Share on FacebookTweet about this on TwitterEmail this to someone
Share on FacebookTweet about this on TwitterEmail this to someone
Photo courtesy of USPS
Photo courtesy of USPS
It will now cost an extra penny to send your "snail mail."

BY ANTHONY O’REILLY

Reach down a little deeper into your pocket if you plan to use “snail mail” any time soon.

The United States Postal Service (USPS) implemented an increase in the price of a first class stamp from 45 cents to 46 cents on January 27.

Congetta Chirichello, a spokesperson for the USPS, said the increase in the price of stamps comes at the increase of electricity and gas rates throughout the past few years.

“We don’t pay a fuel surcharge like our competitors,” Chirichello said. “So we have to pay for that ourselves.”

Chirichello said this is the reason why customers have been seeing a “traditional” annual increase in the price of stamps over the past few years. Last year the USPS raised the price from 45 cents to 46 cents.

Another big reason, Chirichello said, for the increase of stamp prices is due to the increase of use in the internet for such tasks in paying bills and communication.

“From fiscal year 2001 through the end of 2012, mail volume for this category has declined by almost 23 billion pieces,” she said. “Approximately 42 percent.

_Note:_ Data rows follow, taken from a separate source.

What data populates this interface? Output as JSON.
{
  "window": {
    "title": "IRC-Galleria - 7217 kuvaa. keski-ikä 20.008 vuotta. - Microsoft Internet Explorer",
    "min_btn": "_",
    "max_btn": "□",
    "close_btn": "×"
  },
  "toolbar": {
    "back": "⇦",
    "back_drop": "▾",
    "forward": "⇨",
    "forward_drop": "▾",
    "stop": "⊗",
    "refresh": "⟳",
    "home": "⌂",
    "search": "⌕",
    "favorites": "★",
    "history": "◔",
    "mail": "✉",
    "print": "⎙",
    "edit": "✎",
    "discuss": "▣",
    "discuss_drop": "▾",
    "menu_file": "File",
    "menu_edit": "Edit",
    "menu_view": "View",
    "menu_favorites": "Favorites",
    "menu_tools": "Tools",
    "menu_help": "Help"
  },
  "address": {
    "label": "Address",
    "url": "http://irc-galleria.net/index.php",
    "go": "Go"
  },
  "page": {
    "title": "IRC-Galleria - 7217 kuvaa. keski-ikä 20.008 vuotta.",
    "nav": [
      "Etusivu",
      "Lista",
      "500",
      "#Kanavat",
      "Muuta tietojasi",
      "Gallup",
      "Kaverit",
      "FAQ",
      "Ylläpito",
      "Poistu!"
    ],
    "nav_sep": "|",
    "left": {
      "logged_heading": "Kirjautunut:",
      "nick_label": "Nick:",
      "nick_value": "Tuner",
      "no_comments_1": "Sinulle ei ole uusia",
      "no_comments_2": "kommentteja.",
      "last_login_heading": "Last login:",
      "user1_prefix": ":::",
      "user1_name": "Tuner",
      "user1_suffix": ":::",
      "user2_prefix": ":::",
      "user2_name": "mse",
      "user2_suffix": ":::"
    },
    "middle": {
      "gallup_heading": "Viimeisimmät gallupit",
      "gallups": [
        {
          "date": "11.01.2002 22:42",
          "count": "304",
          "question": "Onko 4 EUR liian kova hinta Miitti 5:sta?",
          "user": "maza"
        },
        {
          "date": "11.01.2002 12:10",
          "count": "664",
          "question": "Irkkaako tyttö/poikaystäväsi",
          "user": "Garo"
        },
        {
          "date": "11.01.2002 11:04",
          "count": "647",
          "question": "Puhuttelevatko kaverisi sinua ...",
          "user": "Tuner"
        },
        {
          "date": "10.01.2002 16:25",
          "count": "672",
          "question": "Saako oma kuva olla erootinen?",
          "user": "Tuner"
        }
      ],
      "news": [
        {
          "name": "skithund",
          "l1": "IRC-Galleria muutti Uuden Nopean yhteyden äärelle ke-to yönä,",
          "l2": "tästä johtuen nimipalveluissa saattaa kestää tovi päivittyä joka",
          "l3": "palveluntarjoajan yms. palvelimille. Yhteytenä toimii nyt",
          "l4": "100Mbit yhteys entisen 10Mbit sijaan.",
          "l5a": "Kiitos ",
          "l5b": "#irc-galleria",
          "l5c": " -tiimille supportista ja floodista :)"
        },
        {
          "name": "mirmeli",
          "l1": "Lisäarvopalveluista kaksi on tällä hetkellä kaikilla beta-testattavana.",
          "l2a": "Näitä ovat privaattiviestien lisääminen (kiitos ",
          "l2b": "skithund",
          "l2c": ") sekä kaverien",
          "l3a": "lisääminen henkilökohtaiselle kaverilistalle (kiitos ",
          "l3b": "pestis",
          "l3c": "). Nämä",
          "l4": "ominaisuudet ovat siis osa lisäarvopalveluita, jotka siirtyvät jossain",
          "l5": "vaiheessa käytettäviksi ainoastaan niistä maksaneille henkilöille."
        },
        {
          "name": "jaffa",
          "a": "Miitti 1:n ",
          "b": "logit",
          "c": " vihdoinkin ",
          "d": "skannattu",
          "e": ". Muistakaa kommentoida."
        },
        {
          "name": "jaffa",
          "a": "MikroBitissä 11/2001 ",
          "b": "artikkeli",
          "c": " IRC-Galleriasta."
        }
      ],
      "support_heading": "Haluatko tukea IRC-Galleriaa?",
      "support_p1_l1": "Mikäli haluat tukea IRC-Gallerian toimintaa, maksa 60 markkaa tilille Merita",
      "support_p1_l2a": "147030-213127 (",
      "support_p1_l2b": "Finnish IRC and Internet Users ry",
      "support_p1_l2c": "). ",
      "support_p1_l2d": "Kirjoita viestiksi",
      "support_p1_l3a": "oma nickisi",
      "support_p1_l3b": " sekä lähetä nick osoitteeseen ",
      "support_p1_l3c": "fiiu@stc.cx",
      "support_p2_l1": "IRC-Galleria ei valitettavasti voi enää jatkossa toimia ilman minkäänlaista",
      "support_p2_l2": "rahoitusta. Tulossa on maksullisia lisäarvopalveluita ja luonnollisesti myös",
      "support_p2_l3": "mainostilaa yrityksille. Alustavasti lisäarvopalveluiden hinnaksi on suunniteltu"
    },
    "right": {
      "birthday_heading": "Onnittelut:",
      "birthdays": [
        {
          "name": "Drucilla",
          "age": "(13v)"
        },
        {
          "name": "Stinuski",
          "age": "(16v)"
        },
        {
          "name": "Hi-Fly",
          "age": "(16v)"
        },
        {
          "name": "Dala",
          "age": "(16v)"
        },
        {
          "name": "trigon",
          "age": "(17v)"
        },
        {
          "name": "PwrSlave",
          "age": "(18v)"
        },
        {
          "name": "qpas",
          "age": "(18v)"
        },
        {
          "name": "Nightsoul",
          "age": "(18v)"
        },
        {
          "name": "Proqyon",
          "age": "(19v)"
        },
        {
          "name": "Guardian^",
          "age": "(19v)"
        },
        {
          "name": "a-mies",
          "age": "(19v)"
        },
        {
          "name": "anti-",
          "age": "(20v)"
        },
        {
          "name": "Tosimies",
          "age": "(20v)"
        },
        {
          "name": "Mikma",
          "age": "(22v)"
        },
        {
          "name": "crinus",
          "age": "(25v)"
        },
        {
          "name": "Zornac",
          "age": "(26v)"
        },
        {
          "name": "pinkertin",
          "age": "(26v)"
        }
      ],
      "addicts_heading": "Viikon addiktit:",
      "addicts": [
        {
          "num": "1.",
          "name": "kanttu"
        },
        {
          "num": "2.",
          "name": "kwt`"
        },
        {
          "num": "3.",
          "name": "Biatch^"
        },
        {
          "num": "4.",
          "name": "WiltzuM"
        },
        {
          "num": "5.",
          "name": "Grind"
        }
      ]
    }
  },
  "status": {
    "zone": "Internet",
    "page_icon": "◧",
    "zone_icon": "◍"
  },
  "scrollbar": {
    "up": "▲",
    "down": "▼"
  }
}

The price increase however didn’t seem to dissuade the people going about their day at the Bayside Postal Office. Residents were in unison in saying the extra penny wouldn’t drastically affect their decision on using “snail mail” for certain tasks, while busily going about mailing letters and packages at the office.

 

RECOMMENDED STORIES 

Comments:

Join The Discussion



Related Stories
Separate ZIP code plan for Glendale has been stuck on Capitol Hill for years, congresswoman says
Separate ZIP code plan for Glendale has been stuck on Capitol Hill for years, congresswoman says
USPS promises to improve its mail delivery across Kew Gardens Hills, congresswoman says
USPS promises to improve its mail delivery across Kew Gardens Hills, congresswoman says
Popular Stories
Photo via Google Maps
Cantonese restaurant King Yum in Fresh Meadows is closing for good
Photo: Suzanne Monteverdi/QNS
Son allegedly slashed mother, then himself at Bayside assisted living facility, police say
Photo by Robert Stridiron/Inset courtesy of NYPD
Woodhaven home invader roughed up woman and locked her in a closet, cops said
Skip to toolbar